[RECORDS FOR THE EXERCISE Boundary: Start]

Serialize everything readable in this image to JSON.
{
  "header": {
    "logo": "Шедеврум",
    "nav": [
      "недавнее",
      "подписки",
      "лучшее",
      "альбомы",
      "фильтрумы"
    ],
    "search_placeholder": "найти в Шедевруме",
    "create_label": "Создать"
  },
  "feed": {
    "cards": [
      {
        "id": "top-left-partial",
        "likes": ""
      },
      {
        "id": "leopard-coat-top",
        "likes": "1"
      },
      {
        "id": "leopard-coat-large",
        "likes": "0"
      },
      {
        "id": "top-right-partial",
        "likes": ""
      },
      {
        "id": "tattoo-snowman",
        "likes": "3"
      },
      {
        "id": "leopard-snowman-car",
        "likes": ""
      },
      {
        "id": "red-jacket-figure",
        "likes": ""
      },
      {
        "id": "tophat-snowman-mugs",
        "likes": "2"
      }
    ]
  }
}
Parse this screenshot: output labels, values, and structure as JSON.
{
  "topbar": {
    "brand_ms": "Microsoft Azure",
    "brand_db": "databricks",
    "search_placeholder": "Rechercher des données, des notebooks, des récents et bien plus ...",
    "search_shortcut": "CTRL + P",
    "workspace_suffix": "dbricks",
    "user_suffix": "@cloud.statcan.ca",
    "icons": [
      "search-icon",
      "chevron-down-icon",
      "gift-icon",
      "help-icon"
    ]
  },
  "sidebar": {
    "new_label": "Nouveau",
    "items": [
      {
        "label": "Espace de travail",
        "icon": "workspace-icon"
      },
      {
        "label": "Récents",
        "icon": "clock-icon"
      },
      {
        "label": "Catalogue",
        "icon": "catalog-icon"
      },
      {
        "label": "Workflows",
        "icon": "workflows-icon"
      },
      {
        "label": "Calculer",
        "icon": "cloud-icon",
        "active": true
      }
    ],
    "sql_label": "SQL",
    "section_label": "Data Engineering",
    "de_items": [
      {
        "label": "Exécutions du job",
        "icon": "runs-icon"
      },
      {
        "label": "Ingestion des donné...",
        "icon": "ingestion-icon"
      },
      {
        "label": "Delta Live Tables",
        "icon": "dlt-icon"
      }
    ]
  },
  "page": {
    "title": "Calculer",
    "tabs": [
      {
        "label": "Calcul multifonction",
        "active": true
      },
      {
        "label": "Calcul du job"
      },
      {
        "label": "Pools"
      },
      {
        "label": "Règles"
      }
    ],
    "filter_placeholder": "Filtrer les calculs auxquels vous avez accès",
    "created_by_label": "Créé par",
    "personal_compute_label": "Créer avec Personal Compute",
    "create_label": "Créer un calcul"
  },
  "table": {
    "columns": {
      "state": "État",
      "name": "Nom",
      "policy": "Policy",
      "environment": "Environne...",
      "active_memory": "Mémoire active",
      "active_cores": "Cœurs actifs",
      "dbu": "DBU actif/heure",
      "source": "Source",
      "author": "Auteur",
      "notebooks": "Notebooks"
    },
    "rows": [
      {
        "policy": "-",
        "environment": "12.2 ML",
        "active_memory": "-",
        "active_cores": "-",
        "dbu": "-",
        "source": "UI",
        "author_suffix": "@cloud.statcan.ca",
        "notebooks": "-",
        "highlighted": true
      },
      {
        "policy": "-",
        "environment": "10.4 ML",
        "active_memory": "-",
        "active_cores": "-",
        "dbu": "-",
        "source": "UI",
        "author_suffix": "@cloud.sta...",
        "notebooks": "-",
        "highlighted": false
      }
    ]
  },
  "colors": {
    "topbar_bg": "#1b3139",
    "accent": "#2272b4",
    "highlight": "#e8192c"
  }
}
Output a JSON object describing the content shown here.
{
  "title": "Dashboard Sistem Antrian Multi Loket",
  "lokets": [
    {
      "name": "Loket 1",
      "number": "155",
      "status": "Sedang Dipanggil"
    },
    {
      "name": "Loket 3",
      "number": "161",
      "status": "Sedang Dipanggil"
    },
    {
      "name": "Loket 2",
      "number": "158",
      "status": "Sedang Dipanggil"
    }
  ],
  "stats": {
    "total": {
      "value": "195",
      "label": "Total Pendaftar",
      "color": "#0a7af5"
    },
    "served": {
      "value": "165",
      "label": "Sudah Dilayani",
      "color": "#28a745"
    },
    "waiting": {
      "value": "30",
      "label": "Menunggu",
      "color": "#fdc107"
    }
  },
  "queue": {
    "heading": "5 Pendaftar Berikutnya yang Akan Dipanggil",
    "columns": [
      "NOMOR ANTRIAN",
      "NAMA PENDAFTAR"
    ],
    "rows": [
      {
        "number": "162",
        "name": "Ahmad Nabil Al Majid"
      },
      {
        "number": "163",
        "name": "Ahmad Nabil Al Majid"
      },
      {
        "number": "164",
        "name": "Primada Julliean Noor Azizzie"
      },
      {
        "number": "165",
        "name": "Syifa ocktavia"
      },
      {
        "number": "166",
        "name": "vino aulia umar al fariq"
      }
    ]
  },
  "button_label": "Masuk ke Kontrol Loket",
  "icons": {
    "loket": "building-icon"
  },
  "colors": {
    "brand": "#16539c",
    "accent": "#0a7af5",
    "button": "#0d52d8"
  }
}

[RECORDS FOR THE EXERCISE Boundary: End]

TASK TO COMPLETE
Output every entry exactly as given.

TASK OUTPUT
Serialize everything readable in this image to JSON.
{
  "header": {
    "logo": "Шедеврум",
    "nav": [
      "недавнее",
      "подписки",
      "лучшее",
      "альбомы",
      "фильтрумы"
    ],
    "search_placeholder": "найти в Шедевруме",
    "create_label": "Создать"
  },
  "feed": {
    "cards": [
      {
        "id": "top-left-partial",
        "likes": ""
      },
      {
        "id": "leopard-coat-top",
        "likes": "1"
      },
      {
        "id": "leopard-coat-large",
        "likes": "0"
      },
      {
        "id": "top-right-partial",
        "likes": ""
      },
      {
        "id": "tattoo-snowman",
        "likes": "3"
      },
      {
        "id": "leopard-snowman-car",
        "likes": ""
      },
      {
        "id": "red-jacket-figure",
        "likes": ""
      },
      {
        "id": "tophat-snowman-mugs",
        "likes": "2"
      }
    ]
  }
}
Parse this screenshot: output labels, values, and structure as JSON.
{
  "topbar": {
    "brand_ms": "Microsoft Azure",
    "brand_db": "databricks",
    "search_placeholder": "Rechercher des données, des notebooks, des récents et bien plus ...",
    "search_shortcut": "CTRL + P",
    "workspace_suffix": "dbricks",
    "user_suffix": "@cloud.statcan.ca",
    "icons": [
      "search-icon",
      "chevron-down-icon",
      "gift-icon",
      "help-icon"
    ]
  },
  "sidebar": {
    "new_label": "Nouveau",
    "items": [
      {
        "label": "Espace de travail",
        "icon": "workspace-icon"
      },
      {
        "label": "Récents",
        "icon": "clock-icon"
      },
      {
        "label": "Catalogue",
        "icon": "catalog-icon"
      },
      {
        "label": "Workflows",
        "icon": "workflows-icon"
      },
      {
        "label": "Calculer",
        "icon": "cloud-icon",
        "active": true
      }
    ],
    "sql_label": "SQL",
    "section_label": "Data Engineering",
    "de_items": [
      {
        "label": "Exécutions du job",
        "icon": "runs-icon"
      },
      {
        "label": "Ingestion des donné...",
        "icon": "ingestion-icon"
      },
      {
        "label": "Delta Live Tables",
        "icon": "dlt-icon"
      }
    ]
  },
  "page": {
    "title": "Calculer",
    "tabs": [
      {
        "label": "Calcul multifonction",
        "active": true
      },
      {
        "label": "Calcul du job"
      },
      {
        "label": "Pools"
      },
      {
        "label": "Règles"
      }
    ],
    "filter_placeholder": "Filtrer les calculs auxquels vous avez accès",
    "created_by_label": "Créé par",
    "personal_compute_label": "Créer avec Personal Compute",
    "create_label": "Créer un calcul"
  },
  "table": {
    "columns": {
      "state": "État",
      "name": "Nom",
      "policy": "Policy",
      "environment": "Environne...",
      "active_memory": "Mémoire active",
      "active_cores": "Cœurs actifs",
      "dbu": "DBU actif/heure",
      "source": "Source",
      "author": "Auteur",
      "notebooks": "Notebooks"
    },
    "rows": [
      {
        "policy": "-",
        "environment": "12.2 ML",
        "active_memory": "-",
        "active_cores": "-",
        "dbu": "-",
        "source": "UI",
        "author_suffix": "@cloud.statcan.ca",
        "notebooks": "-",
        "highlighted": true
      },
      {
        "policy": "-",
        "environment": "10.4 ML",
        "active_memory": "-",
        "active_cores": "-",
        "dbu": "-",
        "source": "UI",
        "author_suffix": "@cloud.sta...",
        "notebooks": "-",
        "highlighted": false
      }
    ]
  },
  "colors": {
    "topbar_bg": "#1b3139",
    "accent": "#2272b4",
    "highlight": "#e8192c"
  }
}
Output a JSON object describing the content shown here.
{
  "title": "Dashboard Sistem Antrian Multi Loket",
  "lokets": [
    {
      "name": "Loket 1",
      "number": "155",
      "status": "Sedang Dipanggil"
    },
    {
      "name": "Loket 3",
      "number": "161",
      "status": "Sedang Dipanggil"
    },
    {
      "name": "Loket 2",
      "number": "158",
      "status": "Sedang Dipanggil"
    }
  ],
  "stats": {
    "total": {
      "value": "195",
      "label": "Total Pendaftar",
      "color": "#0a7af5"
    },
    "served": {
      "value": "165",
      "label": "Sudah Dilayani",
      "color": "#28a745"
    },
    "waiting": {
      "value": "30",
      "label": "Menunggu",
      "color": "#fdc107"
    }
  },
  "queue": {
    "heading": "5 Pendaftar Berikutnya yang Akan Dipanggil",
    "columns": [
      "NOMOR ANTRIAN",
      "NAMA PENDAFTAR"
    ],
    "rows": [
      {
        "number": "162",
        "name": "Ahmad Nabil Al Majid"
      },
      {
        "number": "163",
        "name": "Ahmad Nabil Al Majid"
      },
      {
        "number": "164",
        "name": "Primada Julliean Noor Azizzie"
      },
      {
        "number": "165",
        "name": "Syifa ocktavia"
      },
      {
        "number": "166",
        "name": "vino aulia umar al fariq"
      }
    ]
  },
  "button_label": "Masuk ke Kontrol Loket",
  "icons": {
    "loket": "building-icon"
  },
  "colors": {
    "brand": "#16539c",
    "accent": "#0a7af5",
    "button": "#0d52d8"
  }
}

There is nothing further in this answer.